Work instruction
A verbatim copy of all entries is the expected output.

Start of Available records

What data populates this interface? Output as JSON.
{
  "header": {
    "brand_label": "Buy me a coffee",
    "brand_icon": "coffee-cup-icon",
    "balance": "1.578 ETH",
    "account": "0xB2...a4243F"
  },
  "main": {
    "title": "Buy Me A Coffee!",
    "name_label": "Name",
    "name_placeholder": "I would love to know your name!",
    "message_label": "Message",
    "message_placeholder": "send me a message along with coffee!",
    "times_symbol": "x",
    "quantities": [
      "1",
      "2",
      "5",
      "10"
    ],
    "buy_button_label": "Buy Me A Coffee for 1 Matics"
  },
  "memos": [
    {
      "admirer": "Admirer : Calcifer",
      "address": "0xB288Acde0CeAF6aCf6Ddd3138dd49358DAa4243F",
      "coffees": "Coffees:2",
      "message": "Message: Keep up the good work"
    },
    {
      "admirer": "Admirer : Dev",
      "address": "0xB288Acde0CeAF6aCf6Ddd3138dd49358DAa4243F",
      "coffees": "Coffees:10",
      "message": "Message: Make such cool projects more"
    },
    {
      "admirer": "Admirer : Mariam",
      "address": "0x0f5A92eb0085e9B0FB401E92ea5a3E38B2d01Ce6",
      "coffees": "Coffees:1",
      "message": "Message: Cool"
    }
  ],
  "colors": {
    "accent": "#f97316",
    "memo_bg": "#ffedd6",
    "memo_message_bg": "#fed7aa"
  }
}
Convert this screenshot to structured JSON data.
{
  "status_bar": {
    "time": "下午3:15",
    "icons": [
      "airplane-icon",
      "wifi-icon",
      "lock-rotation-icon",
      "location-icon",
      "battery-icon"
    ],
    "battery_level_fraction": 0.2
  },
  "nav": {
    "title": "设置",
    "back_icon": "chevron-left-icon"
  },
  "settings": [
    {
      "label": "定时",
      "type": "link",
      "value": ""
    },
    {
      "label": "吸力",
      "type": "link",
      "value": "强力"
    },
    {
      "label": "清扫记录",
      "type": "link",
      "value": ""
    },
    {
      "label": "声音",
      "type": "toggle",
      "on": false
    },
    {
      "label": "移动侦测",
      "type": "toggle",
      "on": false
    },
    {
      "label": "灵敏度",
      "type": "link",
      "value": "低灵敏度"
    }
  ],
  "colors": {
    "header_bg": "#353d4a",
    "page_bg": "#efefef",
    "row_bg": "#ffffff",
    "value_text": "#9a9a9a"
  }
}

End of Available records

Task answer
What data populates this interface? Output as JSON.
{
  "header": {
    "brand_label": "Buy me a coffee",
    "brand_icon": "coffee-cup-icon",
    "balance": "1.578 ETH",
    "account": "0xB2...a4243F"
  },
  "main": {
    "title": "Buy Me A Coffee!",
    "name_label": "Name",
    "name_placeholder": "I would love to know your name!",
    "message_label": "Message",
    "message_placeholder": "send me a message along with coffee!",
    "times_symbol": "x",
    "quantities": [
      "1",
      "2",
      "5",
      "10"
    ],
    "buy_button_label": "Buy Me A Coffee for 1 Matics"
  },
  "memos": [
    {
      "admirer": "Admirer : Calcifer",
      "address": "0xB288Acde0CeAF6aCf6Ddd3138dd49358DAa4243F",
      "coffees": "Coffees:2",
      "message": "Message: Keep up the good work"
    },
    {
      "admirer": "Admirer : Dev",
      "address": "0xB288Acde0CeAF6aCf6Ddd3138dd49358DAa4243F",
      "coffees": "Coffees:10",
      "message": "Message: Make such cool projects more"
    },
    {
      "admirer": "Admirer : Mariam",
      "address": "0x0f5A92eb0085e9B0FB401E92ea5a3E38B2d01Ce6",
      "coffees": "Coffees:1",
      "message": "Message: Cool"
    }
  ],
  "colors": {
    "accent": "#f97316",
    "memo_bg": "#ffedd6",
    "memo_message_bg": "#fed7aa"
  }
}
Convert this screenshot to structured JSON data.
{
  "status_bar": {
    "time": "下午3:15",
    "icons": [
      "airplane-icon",
      "wifi-icon",
      "lock-rotation-icon",
      "location-icon",
      "battery-icon"
    ],
    "battery_level_fraction": 0.2
  },
  "nav": {
    "title": "设置",
    "back_icon": "chevron-left-icon"
  },
  "settings": [
    {
      "label": "定时",
      "type": "link",
      "value": ""
    },
    {
      "label": "吸力",
      "type": "link",
      "value": "强力"
    },
    {
      "label": "清扫记录",
      "type": "link",
      "value": ""
    },
    {
      "label": "声音",
      "type": "toggle",
      "on": false
    },
    {
      "label": "移动侦测",
      "type": "toggle",
      "on": false
    },
    {
      "label": "灵敏度",
      "type": "link",
      "value": "低灵敏度"
    }
  ],
  "colors": {
    "header_bg": "#353d4a",
    "page_bg": "#efefef",
    "row_bg": "#ffffff",
    "value_text": "#9a9a9a"
  }
}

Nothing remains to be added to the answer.